- Problem statement
Images excluded, reproduce each line of the records exactly as it stands.

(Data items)
· · · ·

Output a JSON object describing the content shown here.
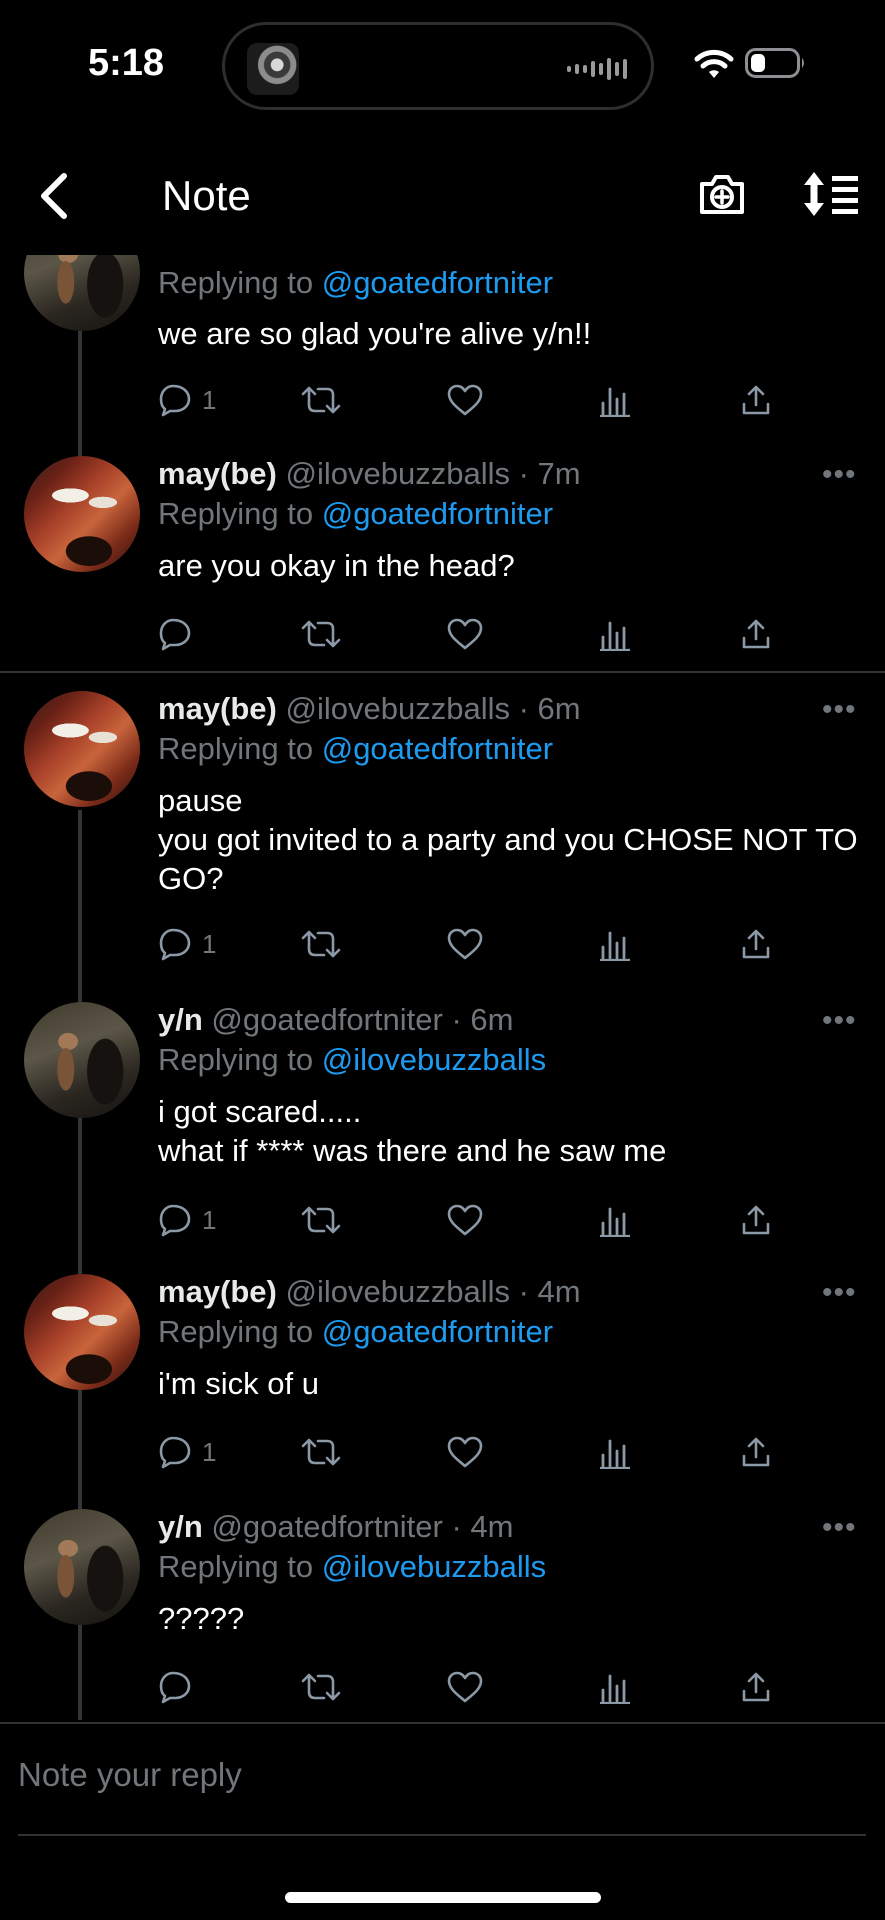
{
  "status_bar": {
    "time": "5:18",
    "icons": [
      "now-playing-artwork",
      "audio-visualizer-icon",
      "wifi-icon",
      "battery-icon"
    ]
  },
  "header": {
    "title": "Note",
    "back_icon": "chevron-left-icon",
    "camera_icon": "camera-plus-icon",
    "sort_icon": "sort-list-icon"
  },
  "posts": [
    {
      "name": "",
      "handle": "",
      "time": "",
      "replying_prefix": "Replying to ",
      "replying_to": "@goatedfortniter",
      "text": "we are so glad you're alive y/n!!",
      "reply_count": "1",
      "avatar": "yn-avatar"
    },
    {
      "name": "may(be)",
      "handle": "@ilovebuzzballs",
      "time": "7m",
      "replying_prefix": "Replying to ",
      "replying_to": "@goatedfortniter",
      "text": "are you okay in the head?",
      "reply_count": "",
      "avatar": "may-avatar"
    },
    {
      "name": "may(be)",
      "handle": "@ilovebuzzballs",
      "time": "6m",
      "replying_prefix": "Replying to ",
      "replying_to": "@goatedfortniter",
      "text": "pause\nyou got invited to a party and you CHOSE NOT TO GO?",
      "reply_count": "1",
      "avatar": "may-avatar"
    },
    {
      "name": "y/n",
      "handle": "@goatedfortniter",
      "time": "6m",
      "replying_prefix": "Replying to ",
      "replying_to": "@ilovebuzzballs",
      "text": "i got scared.....\nwhat if **** was there and he saw me",
      "reply_count": "1",
      "avatar": "yn-avatar"
    },
    {
      "name": "may(be)",
      "handle": "@ilovebuzzballs",
      "time": "4m",
      "replying_prefix": "Replying to ",
      "replying_to": "@goatedfortniter",
      "text": "i'm sick of u",
      "reply_count": "1",
      "avatar": "may-avatar"
    },
    {
      "name": "y/n",
      "handle": "@goatedfortniter",
      "time": "4m",
      "replying_prefix": "Replying to ",
      "replying_to": "@ilovebuzzballs",
      "text": "?????",
      "reply_count": "",
      "avatar": "yn-avatar"
    }
  ],
  "action_icons": [
    "reply-icon",
    "retweet-icon",
    "like-icon",
    "views-icon",
    "share-icon"
  ],
  "reply_bar": {
    "placeholder": "Note your reply"
  },
  "colors": {
    "background": "#000000",
    "text": "#e7e9ea",
    "muted": "#71767b",
    "link": "#1d9bf0",
    "divider": "#2f3336"
  }
}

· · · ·

- Response for this exercise
Output a JSON object describing the content shown here.
{
  "status_bar": {
    "time": "5:18",
    "icons": [
      "now-playing-artwork",
      "audio-visualizer-icon",
      "wifi-icon",
      "battery-icon"
    ]
  },
  "header": {
    "title": "Note",
    "back_icon": "chevron-left-icon",
    "camera_icon": "camera-plus-icon",
    "sort_icon": "sort-list-icon"
  },
  "posts": [
    {
      "name": "",
      "handle": "",
      "time": "",
      "replying_prefix": "Replying to ",
      "replying_to": "@goatedfortniter",
      "text": "we are so glad you're alive y/n!!",
      "reply_count": "1",
      "avatar": "yn-avatar"
    },
    {
      "name": "may(be)",
      "handle": "@ilovebuzzballs",
      "time": "7m",
      "replying_prefix": "Replying to ",
      "replying_to": "@goatedfortniter",
      "text": "are you okay in the head?",
      "reply_count": "",
      "avatar": "may-avatar"
    },
    {
      "name": "may(be)",
      "handle": "@ilovebuzzballs",
      "time": "6m",
      "replying_prefix": "Replying to ",
      "replying_to": "@goatedfortniter",
      "text": "pause\nyou got invited to a party and you CHOSE NOT TO GO?",
      "reply_count": "1",
      "avatar": "may-avatar"
    },
    {
      "name": "y/n",
      "handle": "@goatedfortniter",
      "time": "6m",
      "replying_prefix": "Replying to ",
      "replying_to": "@ilovebuzzballs",
      "text": "i got scared.....\nwhat if **** was there and he saw me",
      "reply_count": "1",
      "avatar": "yn-avatar"
    },
    {
      "name": "may(be)",
      "handle": "@ilovebuzzballs",
      "time": "4m",
      "replying_prefix": "Replying to ",
      "replying_to": "@goatedfortniter",
      "text": "i'm sick of u",
      "reply_count": "1",
      "avatar": "may-avatar"
    },
    {
      "name": "y/n",
      "handle": "@goatedfortniter",
      "time": "4m",
      "replying_prefix": "Replying to ",
      "replying_to": "@ilovebuzzballs",
      "text": "?????",
      "reply_count": "",
      "avatar": "yn-avatar"
    }
  ],
  "action_icons": [
    "reply-icon",
    "retweet-icon",
    "like-icon",
    "views-icon",
    "share-icon"
  ],
  "reply_bar": {
    "placeholder": "Note your reply"
  },
  "colors": {
    "background": "#000000",
    "text": "#e7e9ea",
    "muted": "#71767b",
    "link": "#1d9bf0",
    "divider": "#2f3336"
  }
}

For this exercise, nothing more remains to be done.